-- MATERIAL FOR THIS EXERCISE --
● ● ●

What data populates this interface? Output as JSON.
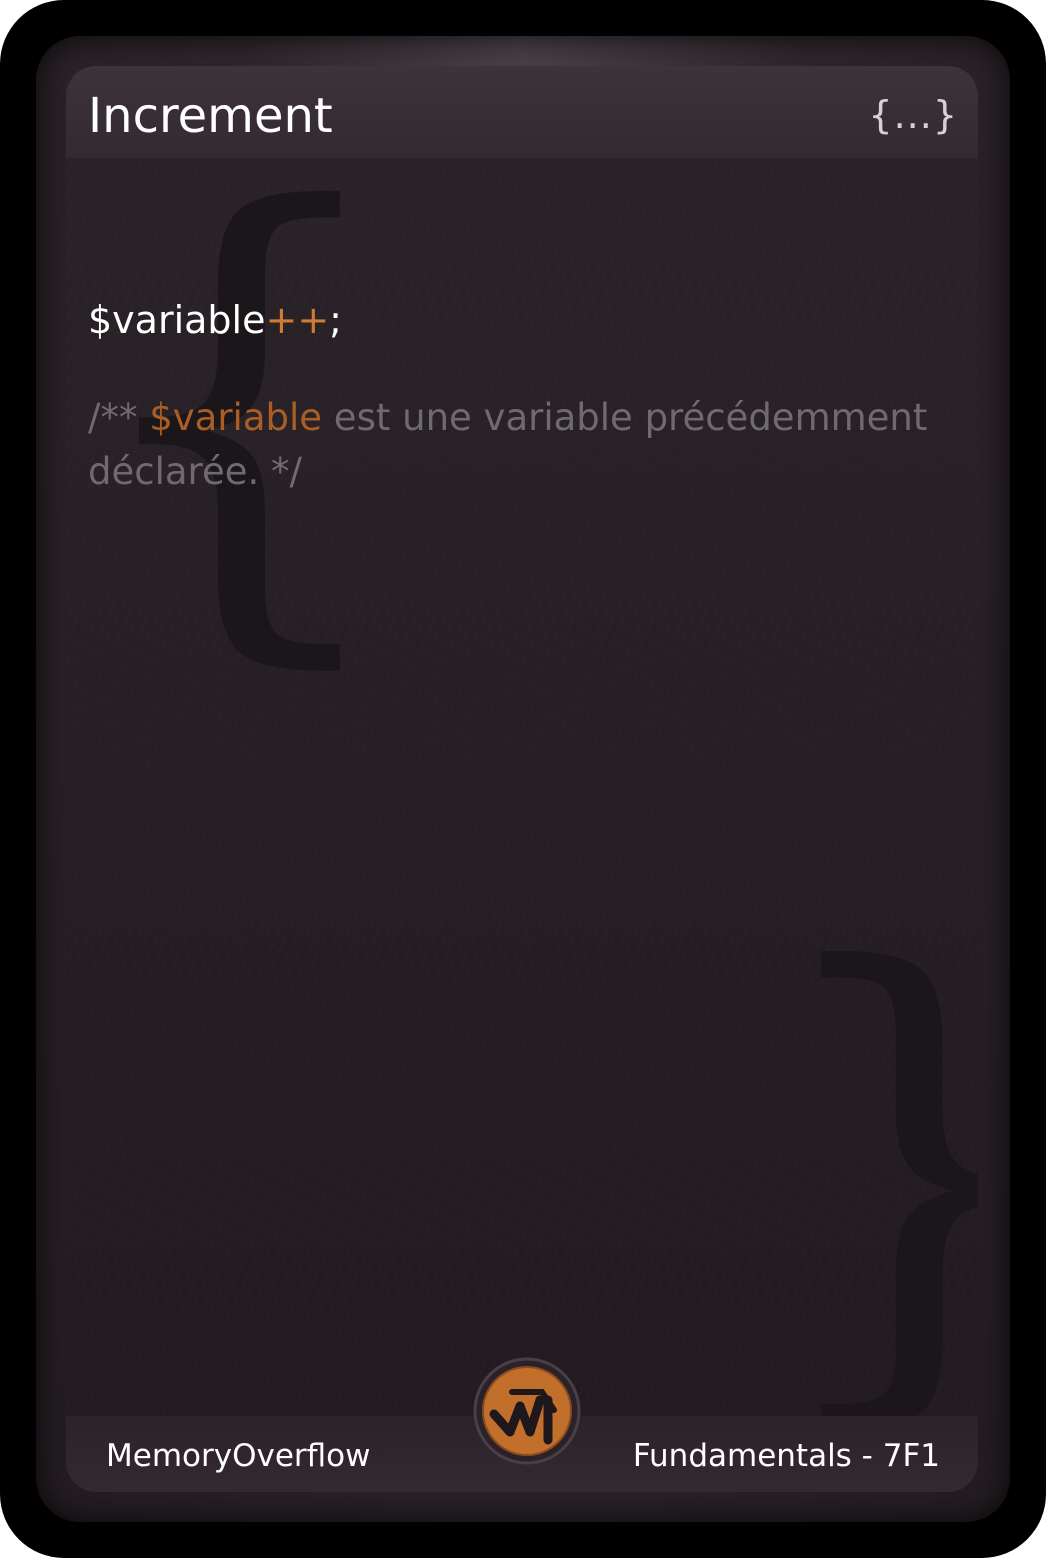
{
  "card": {
    "title": "Increment",
    "badge": "{...}",
    "code": {
      "variable": "$variable",
      "operator": "++",
      "terminator": ";"
    },
    "comment": {
      "open": "/** ",
      "variable": "$variable",
      "text": " est une variable précédemment déclarée. */"
    },
    "footer": {
      "left": "MemoryOverflow",
      "right": "Fundamentals - 7F1"
    },
    "logo_icon": "memoryoverflow-logo-icon",
    "colors": {
      "accent": "#d07a32",
      "comment": "#6f6a70",
      "background": "#231c22",
      "border": "#000000"
    }
  }
}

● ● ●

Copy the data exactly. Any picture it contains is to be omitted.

What data populates this interface? Output as JSON.
{
  "card": {
    "title": "Increment",
    "badge": "{...}",
    "code": {
      "variable": "$variable",
      "operator": "++",
      "terminator": ";"
    },
    "comment": {
      "open": "/** ",
      "variable": "$variable",
      "text": " est une variable précédemment déclarée. */"
    },
    "footer": {
      "left": "MemoryOverflow",
      "right": "Fundamentals - 7F1"
    },
    "logo_icon": "memoryoverflow-logo-icon",
    "colors": {
      "accent": "#d07a32",
      "comment": "#6f6a70",
      "background": "#231c22",
      "border": "#000000"
    }
  }
}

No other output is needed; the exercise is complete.